START SOURCE DATA

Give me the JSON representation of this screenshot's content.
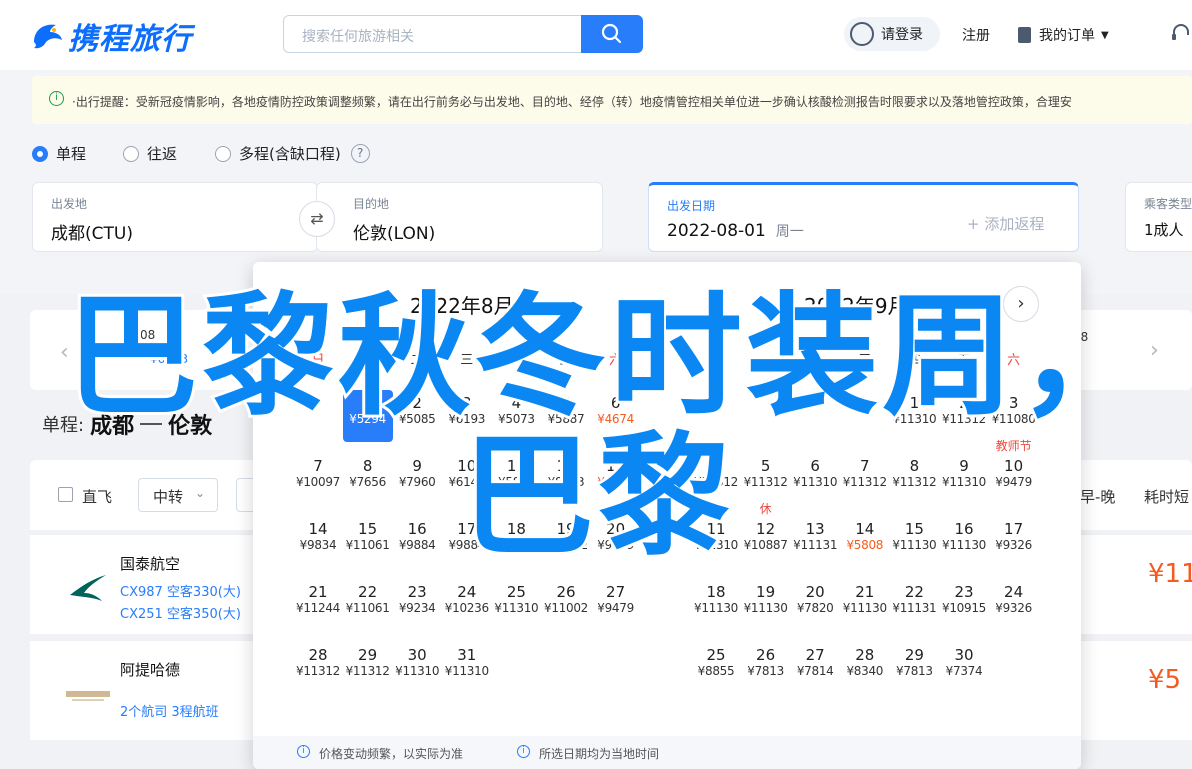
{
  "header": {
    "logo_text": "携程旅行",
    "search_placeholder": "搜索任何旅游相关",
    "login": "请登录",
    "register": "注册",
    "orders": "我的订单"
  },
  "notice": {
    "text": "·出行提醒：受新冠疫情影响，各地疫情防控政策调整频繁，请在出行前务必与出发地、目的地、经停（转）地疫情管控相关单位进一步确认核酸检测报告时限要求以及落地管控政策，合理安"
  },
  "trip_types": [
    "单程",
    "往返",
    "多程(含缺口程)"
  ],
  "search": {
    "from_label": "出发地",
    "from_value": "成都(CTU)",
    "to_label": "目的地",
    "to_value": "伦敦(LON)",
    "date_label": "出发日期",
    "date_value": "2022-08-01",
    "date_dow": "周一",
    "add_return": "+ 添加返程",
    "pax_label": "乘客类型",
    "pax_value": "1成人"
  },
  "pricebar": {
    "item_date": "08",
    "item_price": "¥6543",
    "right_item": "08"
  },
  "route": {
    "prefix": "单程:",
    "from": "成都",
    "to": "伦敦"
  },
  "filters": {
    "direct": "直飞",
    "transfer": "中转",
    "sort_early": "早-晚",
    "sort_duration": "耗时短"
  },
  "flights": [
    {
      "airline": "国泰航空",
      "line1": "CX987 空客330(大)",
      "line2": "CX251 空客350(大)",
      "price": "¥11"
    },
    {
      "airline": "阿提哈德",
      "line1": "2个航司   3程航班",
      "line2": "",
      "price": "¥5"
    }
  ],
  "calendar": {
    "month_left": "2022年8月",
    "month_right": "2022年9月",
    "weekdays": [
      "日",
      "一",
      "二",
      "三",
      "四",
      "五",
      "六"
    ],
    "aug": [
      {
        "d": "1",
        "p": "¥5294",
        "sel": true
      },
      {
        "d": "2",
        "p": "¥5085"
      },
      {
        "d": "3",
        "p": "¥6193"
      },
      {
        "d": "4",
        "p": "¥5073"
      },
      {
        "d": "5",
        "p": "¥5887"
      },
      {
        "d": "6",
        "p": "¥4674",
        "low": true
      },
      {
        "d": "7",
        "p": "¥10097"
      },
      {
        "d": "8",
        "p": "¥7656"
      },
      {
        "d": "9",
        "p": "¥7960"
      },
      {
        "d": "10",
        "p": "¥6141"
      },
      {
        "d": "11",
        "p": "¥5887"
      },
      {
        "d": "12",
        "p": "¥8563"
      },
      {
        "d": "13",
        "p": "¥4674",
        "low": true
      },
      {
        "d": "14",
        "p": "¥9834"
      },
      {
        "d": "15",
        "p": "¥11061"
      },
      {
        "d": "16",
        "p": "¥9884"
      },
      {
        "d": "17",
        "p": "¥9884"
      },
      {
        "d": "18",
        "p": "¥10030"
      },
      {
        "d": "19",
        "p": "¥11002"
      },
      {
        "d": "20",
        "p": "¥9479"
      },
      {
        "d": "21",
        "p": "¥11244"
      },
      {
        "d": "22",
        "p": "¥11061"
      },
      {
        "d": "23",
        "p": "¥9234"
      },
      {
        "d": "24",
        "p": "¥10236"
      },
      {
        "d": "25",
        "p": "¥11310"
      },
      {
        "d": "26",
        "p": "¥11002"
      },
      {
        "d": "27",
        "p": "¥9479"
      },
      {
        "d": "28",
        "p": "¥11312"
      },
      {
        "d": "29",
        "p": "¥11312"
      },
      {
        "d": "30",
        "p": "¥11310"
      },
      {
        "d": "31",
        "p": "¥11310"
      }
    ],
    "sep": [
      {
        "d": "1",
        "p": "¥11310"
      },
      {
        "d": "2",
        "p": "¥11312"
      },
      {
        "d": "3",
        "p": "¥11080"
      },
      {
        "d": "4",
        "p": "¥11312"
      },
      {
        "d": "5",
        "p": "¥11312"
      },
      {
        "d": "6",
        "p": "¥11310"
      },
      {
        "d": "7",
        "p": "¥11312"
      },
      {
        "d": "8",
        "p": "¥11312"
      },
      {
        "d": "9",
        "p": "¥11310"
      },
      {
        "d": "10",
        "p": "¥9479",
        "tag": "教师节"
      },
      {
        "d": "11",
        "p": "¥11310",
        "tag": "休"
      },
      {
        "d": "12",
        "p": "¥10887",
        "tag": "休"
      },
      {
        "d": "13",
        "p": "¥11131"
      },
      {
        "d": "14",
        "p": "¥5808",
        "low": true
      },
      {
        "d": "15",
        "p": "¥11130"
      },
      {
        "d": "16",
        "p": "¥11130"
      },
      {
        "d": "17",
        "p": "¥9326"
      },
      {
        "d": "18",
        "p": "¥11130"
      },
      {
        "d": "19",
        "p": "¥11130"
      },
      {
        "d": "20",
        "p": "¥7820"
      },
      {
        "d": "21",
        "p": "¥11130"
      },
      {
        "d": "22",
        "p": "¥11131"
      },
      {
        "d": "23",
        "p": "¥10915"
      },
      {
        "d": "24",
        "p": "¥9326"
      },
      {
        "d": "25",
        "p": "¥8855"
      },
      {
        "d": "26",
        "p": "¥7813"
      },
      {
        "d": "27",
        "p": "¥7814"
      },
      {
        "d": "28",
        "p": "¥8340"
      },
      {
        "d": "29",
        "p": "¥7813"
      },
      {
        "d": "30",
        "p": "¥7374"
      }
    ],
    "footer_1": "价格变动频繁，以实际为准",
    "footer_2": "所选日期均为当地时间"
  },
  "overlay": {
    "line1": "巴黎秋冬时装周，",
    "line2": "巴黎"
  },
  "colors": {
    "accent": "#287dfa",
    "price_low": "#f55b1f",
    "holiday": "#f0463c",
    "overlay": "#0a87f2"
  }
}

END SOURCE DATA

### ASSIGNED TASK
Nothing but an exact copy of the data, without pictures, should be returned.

### TASK RESULT
Give me the JSON representation of this screenshot's content.
{
  "header": {
    "logo_text": "携程旅行",
    "search_placeholder": "搜索任何旅游相关",
    "login": "请登录",
    "register": "注册",
    "orders": "我的订单"
  },
  "notice": {
    "text": "·出行提醒：受新冠疫情影响，各地疫情防控政策调整频繁，请在出行前务必与出发地、目的地、经停（转）地疫情管控相关单位进一步确认核酸检测报告时限要求以及落地管控政策，合理安"
  },
  "trip_types": [
    "单程",
    "往返",
    "多程(含缺口程)"
  ],
  "search": {
    "from_label": "出发地",
    "from_value": "成都(CTU)",
    "to_label": "目的地",
    "to_value": "伦敦(LON)",
    "date_label": "出发日期",
    "date_value": "2022-08-01",
    "date_dow": "周一",
    "add_return": "+ 添加返程",
    "pax_label": "乘客类型",
    "pax_value": "1成人"
  },
  "pricebar": {
    "item_date": "08",
    "item_price": "¥6543",
    "right_item": "08"
  },
  "route": {
    "prefix": "单程:",
    "from": "成都",
    "to": "伦敦"
  },
  "filters": {
    "direct": "直飞",
    "transfer": "中转",
    "sort_early": "早-晚",
    "sort_duration": "耗时短"
  },
  "flights": [
    {
      "airline": "国泰航空",
      "line1": "CX987 空客330(大)",
      "line2": "CX251 空客350(大)",
      "price": "¥11"
    },
    {
      "airline": "阿提哈德",
      "line1": "2个航司   3程航班",
      "line2": "",
      "price": "¥5"
    }
  ],
  "calendar": {
    "month_left": "2022年8月",
    "month_right": "2022年9月",
    "weekdays": [
      "日",
      "一",
      "二",
      "三",
      "四",
      "五",
      "六"
    ],
    "aug": [
      {
        "d": "1",
        "p": "¥5294",
        "sel": true
      },
      {
        "d": "2",
        "p": "¥5085"
      },
      {
        "d": "3",
        "p": "¥6193"
      },
      {
        "d": "4",
        "p": "¥5073"
      },
      {
        "d": "5",
        "p": "¥5887"
      },
      {
        "d": "6",
        "p": "¥4674",
        "low": true
      },
      {
        "d": "7",
        "p": "¥10097"
      },
      {
        "d": "8",
        "p": "¥7656"
      },
      {
        "d": "9",
        "p": "¥7960"
      },
      {
        "d": "10",
        "p": "¥6141"
      },
      {
        "d": "11",
        "p": "¥5887"
      },
      {
        "d": "12",
        "p": "¥8563"
      },
      {
        "d": "13",
        "p": "¥4674",
        "low": true
      },
      {
        "d": "14",
        "p": "¥9834"
      },
      {
        "d": "15",
        "p": "¥11061"
      },
      {
        "d": "16",
        "p": "¥9884"
      },
      {
        "d": "17",
        "p": "¥9884"
      },
      {
        "d": "18",
        "p": "¥10030"
      },
      {
        "d": "19",
        "p": "¥11002"
      },
      {
        "d": "20",
        "p": "¥9479"
      },
      {
        "d": "21",
        "p": "¥11244"
      },
      {
        "d": "22",
        "p": "¥11061"
      },
      {
        "d": "23",
        "p": "¥9234"
      },
      {
        "d": "24",
        "p": "¥10236"
      },
      {
        "d": "25",
        "p": "¥11310"
      },
      {
        "d": "26",
        "p": "¥11002"
      },
      {
        "d": "27",
        "p": "¥9479"
      },
      {
        "d": "28",
        "p": "¥11312"
      },
      {
        "d": "29",
        "p": "¥11312"
      },
      {
        "d": "30",
        "p": "¥11310"
      },
      {
        "d": "31",
        "p": "¥11310"
      }
    ],
    "sep": [
      {
        "d": "1",
        "p": "¥11310"
      },
      {
        "d": "2",
        "p": "¥11312"
      },
      {
        "d": "3",
        "p": "¥11080"
      },
      {
        "d": "4",
        "p": "¥11312"
      },
      {
        "d": "5",
        "p": "¥11312"
      },
      {
        "d": "6",
        "p": "¥11310"
      },
      {
        "d": "7",
        "p": "¥11312"
      },
      {
        "d": "8",
        "p": "¥11312"
      },
      {
        "d": "9",
        "p": "¥11310"
      },
      {
        "d": "10",
        "p": "¥9479",
        "tag": "教师节"
      },
      {
        "d": "11",
        "p": "¥11310",
        "tag": "休"
      },
      {
        "d": "12",
        "p": "¥10887",
        "tag": "休"
      },
      {
        "d": "13",
        "p": "¥11131"
      },
      {
        "d": "14",
        "p": "¥5808",
        "low": true
      },
      {
        "d": "15",
        "p": "¥11130"
      },
      {
        "d": "16",
        "p": "¥11130"
      },
      {
        "d": "17",
        "p": "¥9326"
      },
      {
        "d": "18",
        "p": "¥11130"
      },
      {
        "d": "19",
        "p": "¥11130"
      },
      {
        "d": "20",
        "p": "¥7820"
      },
      {
        "d": "21",
        "p": "¥11130"
      },
      {
        "d": "22",
        "p": "¥11131"
      },
      {
        "d": "23",
        "p": "¥10915"
      },
      {
        "d": "24",
        "p": "¥9326"
      },
      {
        "d": "25",
        "p": "¥8855"
      },
      {
        "d": "26",
        "p": "¥7813"
      },
      {
        "d": "27",
        "p": "¥7814"
      },
      {
        "d": "28",
        "p": "¥8340"
      },
      {
        "d": "29",
        "p": "¥7813"
      },
      {
        "d": "30",
        "p": "¥7374"
      }
    ],
    "footer_1": "价格变动频繁，以实际为准",
    "footer_2": "所选日期均为当地时间"
  },
  "overlay": {
    "line1": "巴黎秋冬时装周，",
    "line2": "巴黎"
  },
  "colors": {
    "accent": "#287dfa",
    "price_low": "#f55b1f",
    "holiday": "#f0463c",
    "overlay": "#0a87f2"
  }
}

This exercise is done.